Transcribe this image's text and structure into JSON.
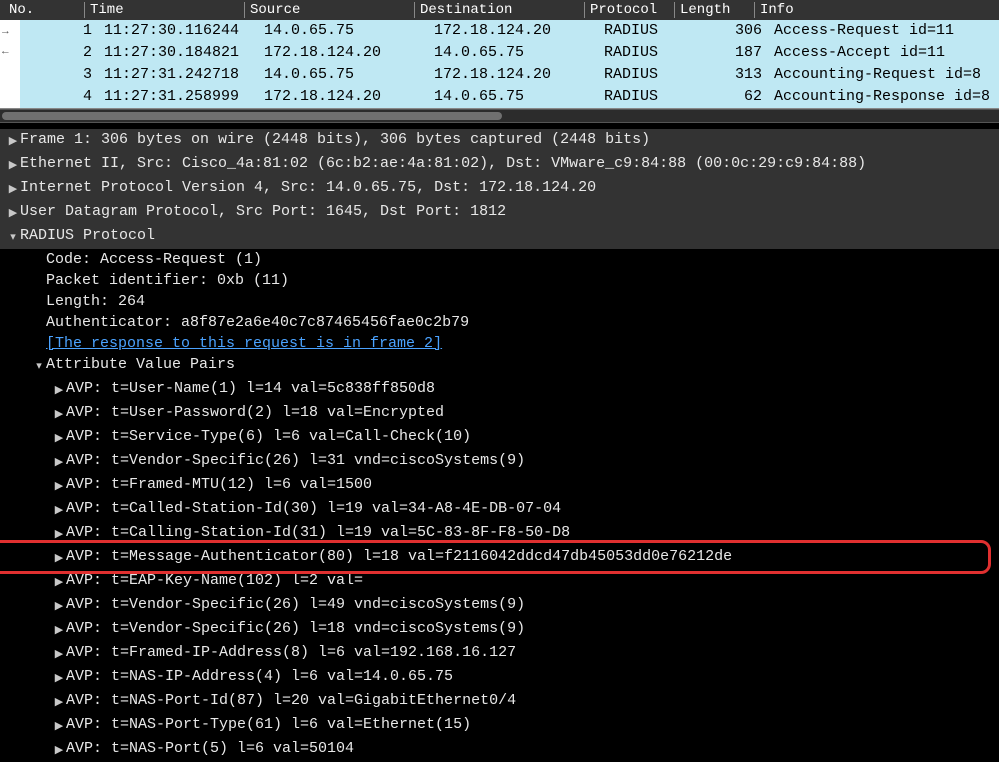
{
  "columns": [
    "No.",
    "Time",
    "Source",
    "Destination",
    "Protocol",
    "Length",
    "Info"
  ],
  "packets": [
    {
      "no": "1",
      "time": "11:27:30.116244",
      "src": "14.0.65.75",
      "dst": "172.18.124.20",
      "proto": "RADIUS",
      "len": "306",
      "info": "Access-Request id=11",
      "sel": true
    },
    {
      "no": "2",
      "time": "11:27:30.184821",
      "src": "172.18.124.20",
      "dst": "14.0.65.75",
      "proto": "RADIUS",
      "len": "187",
      "info": "Access-Accept id=11",
      "sel": true
    },
    {
      "no": "3",
      "time": "11:27:31.242718",
      "src": "14.0.65.75",
      "dst": "172.18.124.20",
      "proto": "RADIUS",
      "len": "313",
      "info": "Accounting-Request id=8",
      "sel": true
    },
    {
      "no": "4",
      "time": "11:27:31.258999",
      "src": "172.18.124.20",
      "dst": "14.0.65.75",
      "proto": "RADIUS",
      "len": "62",
      "info": "Accounting-Response id=8",
      "sel": true
    }
  ],
  "chart_data": {
    "type": "table",
    "title": "RADIUS packet capture",
    "columns": [
      "No.",
      "Time",
      "Source",
      "Destination",
      "Protocol",
      "Length",
      "Info"
    ],
    "rows": [
      [
        1,
        "11:27:30.116244",
        "14.0.65.75",
        "172.18.124.20",
        "RADIUS",
        306,
        "Access-Request id=11"
      ],
      [
        2,
        "11:27:30.184821",
        "172.18.124.20",
        "14.0.65.75",
        "RADIUS",
        187,
        "Access-Accept id=11"
      ],
      [
        3,
        "11:27:31.242718",
        "14.0.65.75",
        "172.18.124.20",
        "RADIUS",
        313,
        "Accounting-Request id=8"
      ],
      [
        4,
        "11:27:31.258999",
        "172.18.124.20",
        "14.0.65.75",
        "RADIUS",
        62,
        "Accounting-Response id=8"
      ]
    ]
  },
  "details": {
    "frame": "Frame 1: 306 bytes on wire (2448 bits), 306 bytes captured (2448 bits)",
    "eth": "Ethernet II, Src: Cisco_4a:81:02 (6c:b2:ae:4a:81:02), Dst: VMware_c9:84:88 (00:0c:29:c9:84:88)",
    "ip": "Internet Protocol Version 4, Src: 14.0.65.75, Dst: 172.18.124.20",
    "udp": "User Datagram Protocol, Src Port: 1645, Dst Port: 1812",
    "radius": "RADIUS Protocol",
    "code": "Code: Access-Request (1)",
    "pktid": "Packet identifier: 0xb (11)",
    "length": "Length: 264",
    "auth": "Authenticator: a8f87e2a6e40c7c87465456fae0c2b79",
    "link": "[The response to this request is in frame 2]",
    "avp_hdr": "Attribute Value Pairs",
    "avps": [
      "AVP: t=User-Name(1) l=14 val=5c838ff850d8",
      "AVP: t=User-Password(2) l=18 val=Encrypted",
      "AVP: t=Service-Type(6) l=6 val=Call-Check(10)",
      "AVP: t=Vendor-Specific(26) l=31 vnd=ciscoSystems(9)",
      "AVP: t=Framed-MTU(12) l=6 val=1500",
      "AVP: t=Called-Station-Id(30) l=19 val=34-A8-4E-DB-07-04",
      "AVP: t=Calling-Station-Id(31) l=19 val=5C-83-8F-F8-50-D8",
      "AVP: t=Message-Authenticator(80) l=18 val=f2116042ddcd47db45053dd0e76212de",
      "AVP: t=EAP-Key-Name(102) l=2 val=",
      "AVP: t=Vendor-Specific(26) l=49 vnd=ciscoSystems(9)",
      "AVP: t=Vendor-Specific(26) l=18 vnd=ciscoSystems(9)",
      "AVP: t=Framed-IP-Address(8) l=6 val=192.168.16.127",
      "AVP: t=NAS-IP-Address(4) l=6 val=14.0.65.75",
      "AVP: t=NAS-Port-Id(87) l=20 val=GigabitEthernet0/4",
      "AVP: t=NAS-Port-Type(61) l=6 val=Ethernet(15)",
      "AVP: t=NAS-Port(5) l=6 val=50104"
    ]
  },
  "highlight_avp_index": 7
}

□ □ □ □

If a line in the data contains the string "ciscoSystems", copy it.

» **Answer for the task**
      "AVP: t=Vendor-Specific(26) l=31 vnd=ciscoSystems(9)",
      "AVP: t=Vendor-Specific(26) l=49 vnd=ciscoSystems(9)",
      "AVP: t=Vendor-Specific(26) l=18 vnd=ciscoSystems(9)",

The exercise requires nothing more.